Deutsche Bahn station[edit]

Regional train at plattform B in September 1992.

The part of the station for regional trains was opened on 28 May 2006 along with the new Berlin Hauptbahnhof, which also included a major reorganisation of the train services in and around Berlin.
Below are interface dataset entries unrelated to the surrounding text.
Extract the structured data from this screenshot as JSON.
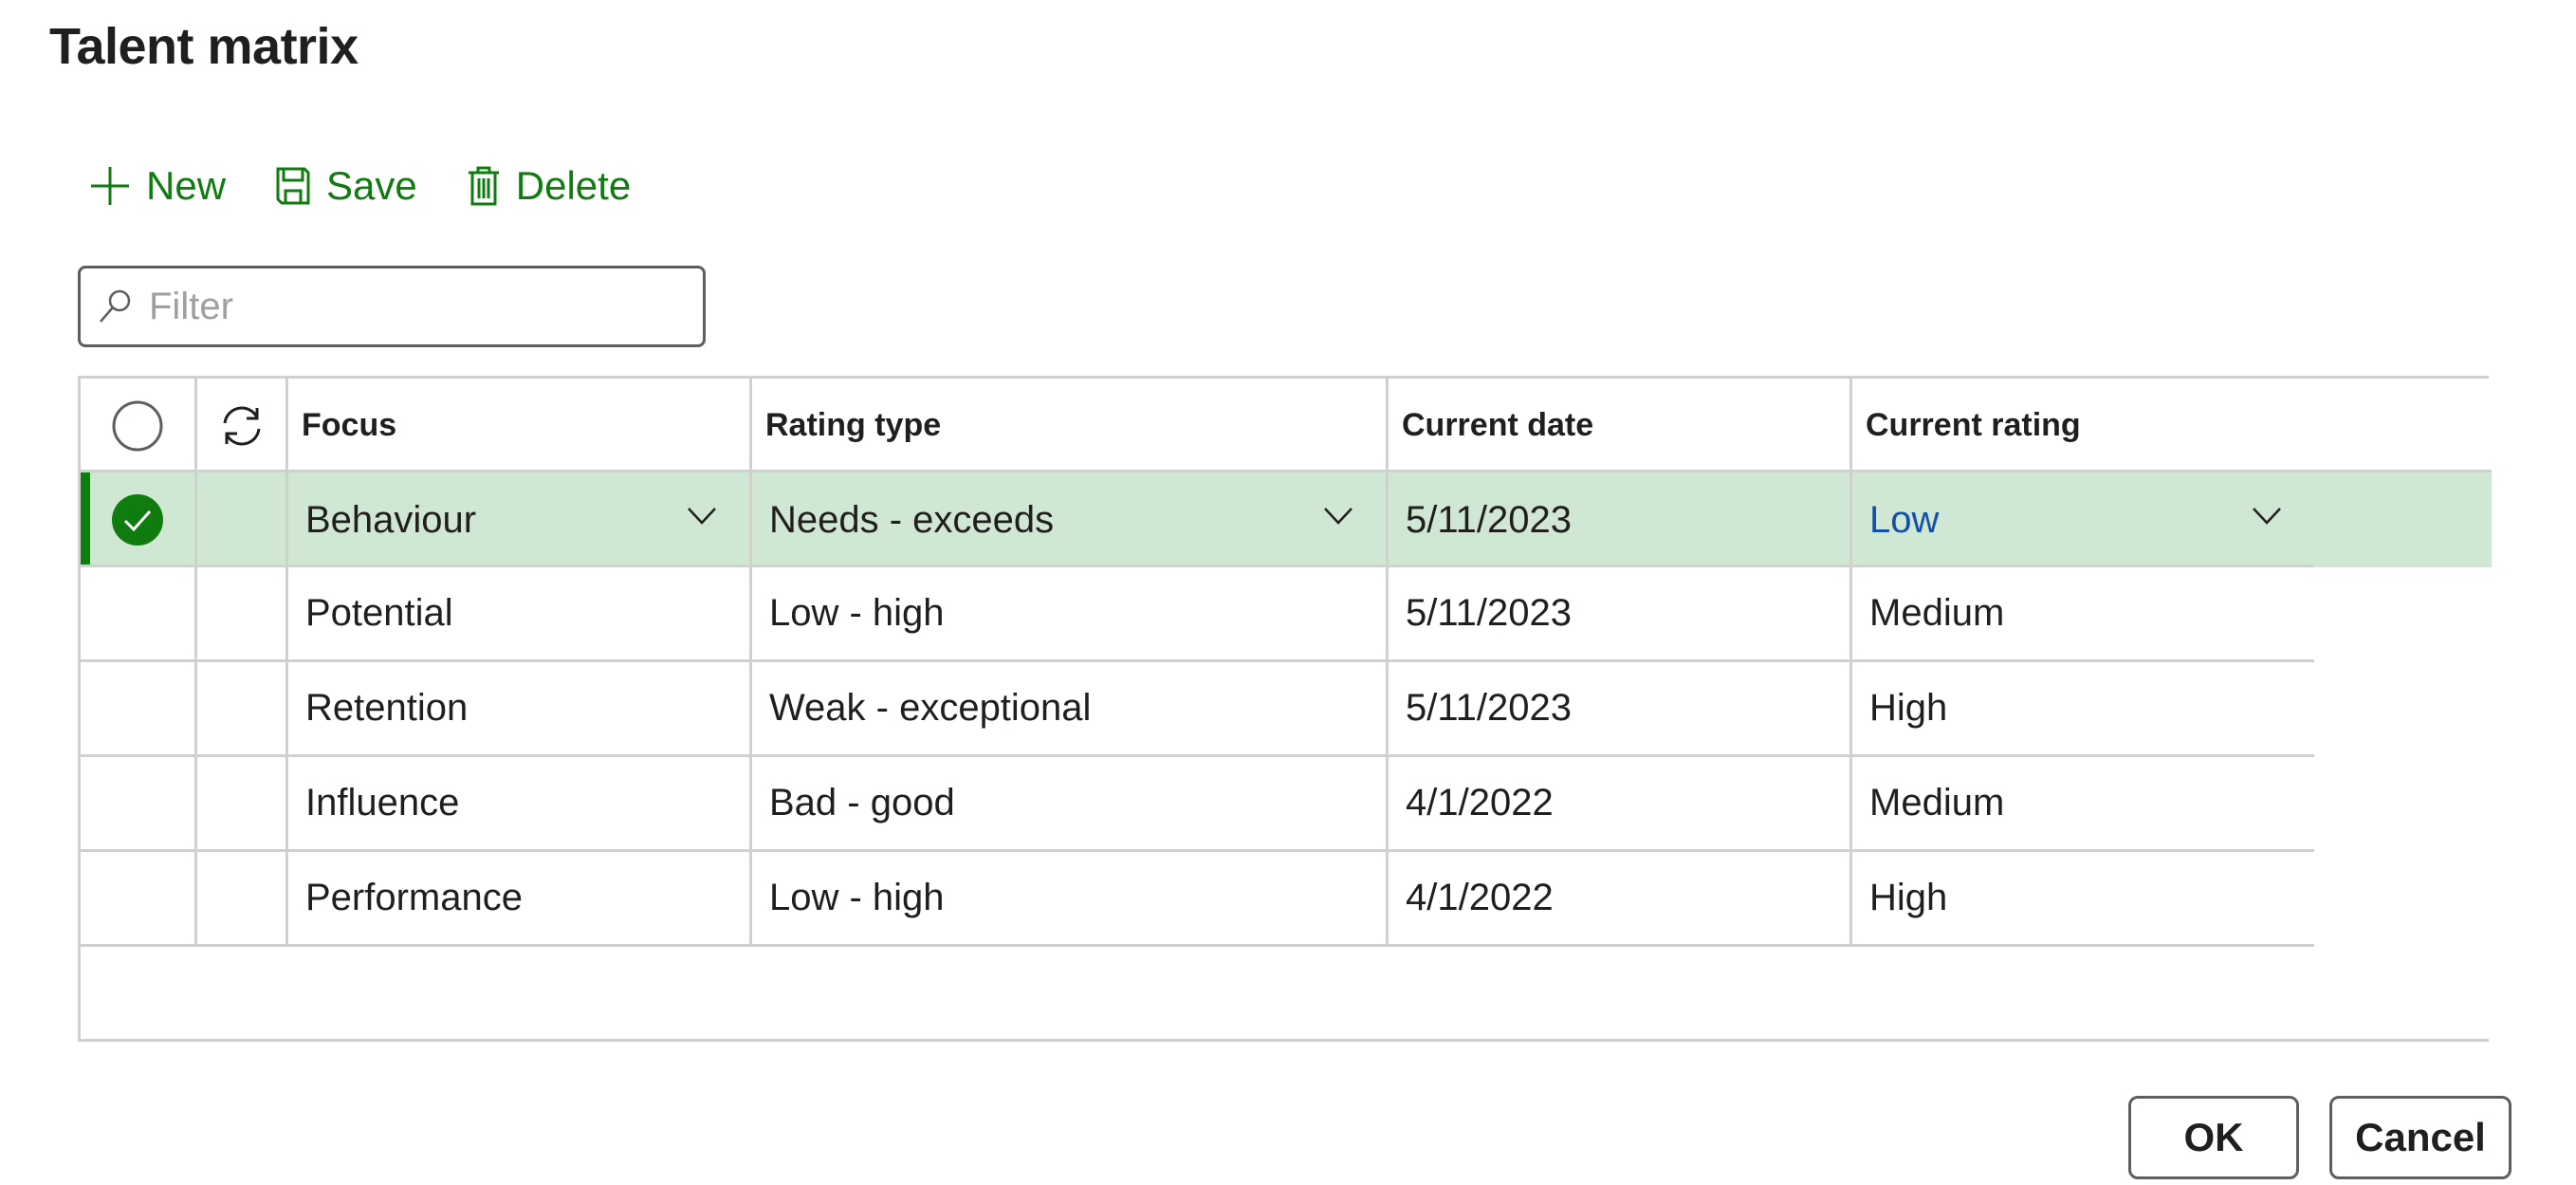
{
  "dialog": {
    "title": "Talent matrix"
  },
  "toolbar": {
    "new_label": "New",
    "save_label": "Save",
    "delete_label": "Delete",
    "accent_color": "#107c10"
  },
  "filter": {
    "placeholder": "Filter",
    "value": ""
  },
  "grid": {
    "columns": [
      "Focus",
      "Rating type",
      "Current date",
      "Current rating"
    ],
    "rows": [
      {
        "focus": "Behaviour",
        "rating_type": "Needs - exceeds",
        "current_date": "5/11/2023",
        "current_rating": "Low",
        "selected": true
      },
      {
        "focus": "Potential",
        "rating_type": "Low - high",
        "current_date": "5/11/2023",
        "current_rating": "Medium",
        "selected": false
      },
      {
        "focus": "Retention",
        "rating_type": "Weak - exceptional",
        "current_date": "5/11/2023",
        "current_rating": "High",
        "selected": false
      },
      {
        "focus": "Influence",
        "rating_type": "Bad - good",
        "current_date": "4/1/2022",
        "current_rating": "Medium",
        "selected": false
      },
      {
        "focus": "Performance",
        "rating_type": "Low - high",
        "current_date": "4/1/2022",
        "current_rating": "High",
        "selected": false
      }
    ],
    "selected_row_color": "#d0e7d4"
  },
  "footer": {
    "ok_label": "OK",
    "cancel_label": "Cancel"
  }
}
The station is served around half-hourly for most of the day by the Regional-Express line RE4, which runs between Rathenow and Jüterbog, and the RegionalBahn service RB10, from Nauen to Berlin Hbf.

Before the Ringbahn was reactivated in this area, its platform B was used in the early 1990s as a terminus for regional trains.

Train services[edit]

The station is serves by the following service(s):[6]

  • Regional services RE 4 Rathenow - Wustermark - Berlin - Ludwigsfelde - Jüterbog
  • Local services RB 10 Nauen – Falkensee – Berlin
  • Peak hour services RB 13 Wustermark – Berlin
  • Berlin S-Bahn services S 41 (Ring Clockwise) Jungfernheide - Gesundbrunnen - Ostkreuz - Treptower Park - Hermannstraße - Südkreuz - Innsbrucker Platz - Westkreuz - Westend - Jungfernheide
  • Berlin S-Bahn services S 42 (Ring Anti-clockwise) Jungfernheide - Westend - Westkreuz - Innsbrucker Platz - Südkreuz - Hermannstraße - Treptower Park - Ostkreuz - Gesundbrunnen - Jungfernheide
  • U-Bahn services U7 Spandau - Jungfernheide - Charlottenburg - Fehrberlliner Platz - Yorckstraße - Mehringdamm - Neukölln - Rudow

Other transport links[edit]

The station is also served by four bus lines during the day, two of which run continuously and one of which is an express service to Tegel Airport. There is also one night bus service.

References[edit]

  1. ^ a b "Stationspreisliste 2018" [Station price list 2018] (PDF) (in German). DB Station&Service. 5 October 2017. Retrieved 14 December 2017. 
  2. ^ Eisenbahnatlas Deutschland (German railway atlas) (2009/2010 ed.). Schweers + Wall. 2009. ISBN 978-3-89494-139-0. 
  3. ^ J. Meyer-Kronthaler, Berlins U-Bahnhöfe, Berlin: be.bra, 1996, p131
  4. ^ "Übungsanlage der Berliner U-Bahn" (in German). Berliner Verkehrsbetriebe. Archived from the original on 2013-01-13. Retrieved 2017-01-05. 
  5. ^ [bvg.de "Notfälle trainieren"] (in German), BVG plus (1): pp. 10 f., 2017, bvg.de. Retrieved 2017-01-05 , Format: PDF
  6. ^ Timetables for Berlin Jungfernheide station (in German)

External links[edit]

Media related to Bahnhof Berlin Jungfernheide at Wikimedia Commons

Coordinates: 52°31′48″N 13°17′56″E / 52.530°N 13.299°E / 52.530; 13.299